Extensively researched throughout the United States and the British Isles, this lavishly illustrated volume brings to light the influence of Scottish cabinetmakers and designs on furniture made in Federal America. While the Scottish-born Duncan Phyfe has always been recognized as one of the premier makers of Federal furniture, Mary Ann Apicella illuminates the community of craftsmen active in and around Atlantic coast style-centers during the late eighteenth and early nineteenth centuries.
By separating English antecedents and American design trends from those identified by the author as uniquely Scottish in form, ornament, and construction, the particular hallmarks of Scottish aesthetics and craftsmanship become visible. To illustrate these findings, individual chapters devoted to chests of drawers, wardrobes and linen presses, sideboards, desks and secretaries, tables, chairs, and clocks, offer a comparative study of items. To contextualize and personalize these objects, the author includes a discussion of Scottish migration patterns, artistic and social influences, and the cultural epicenter of New York City. Carefully researched, clearly written, and copiously illustrated, Scottish Cabinetmakers in Federal New York is a valuable resource for dedicated collectors and will introduce new enthusiasts.
Publisher: University Press of New England
Number of pages: 200
Weight: 1343 g
Dimensions: 305 x 229 x 22 mm
"Overall, the book succeeds despite its dry, academic tone, because of the depth of the research and the details offered in photos and such. Those details make this a book well worth reading."--Fine Woodworking
"Carefully researched, clearly written, and copiously illustrated with early maps, drawings and stunning photography, Apicella goes beyond the cut line, adding additional pages of notes at the end of each chapter. The end result is that Scottish Cabinetmakers in Federal New York is a valuable resource for dedicated collectors, and anyone interested in the history of the Scottish furniture-making community in New York."--New England Antiques Journal

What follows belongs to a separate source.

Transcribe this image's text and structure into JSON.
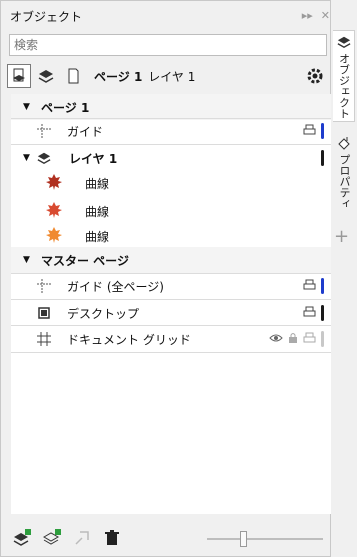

" This thorough study of Scottish cabinetmakers, a result of 15 years of research by the author, includes the history of Scottish immigrants to the major style centers, focusing on New York City during the Federal period . . . This book is full of names and historical information gleaned from many sources, including price books, and contains over 160 illustrations plus well-documented notes." --Maine Antique Digest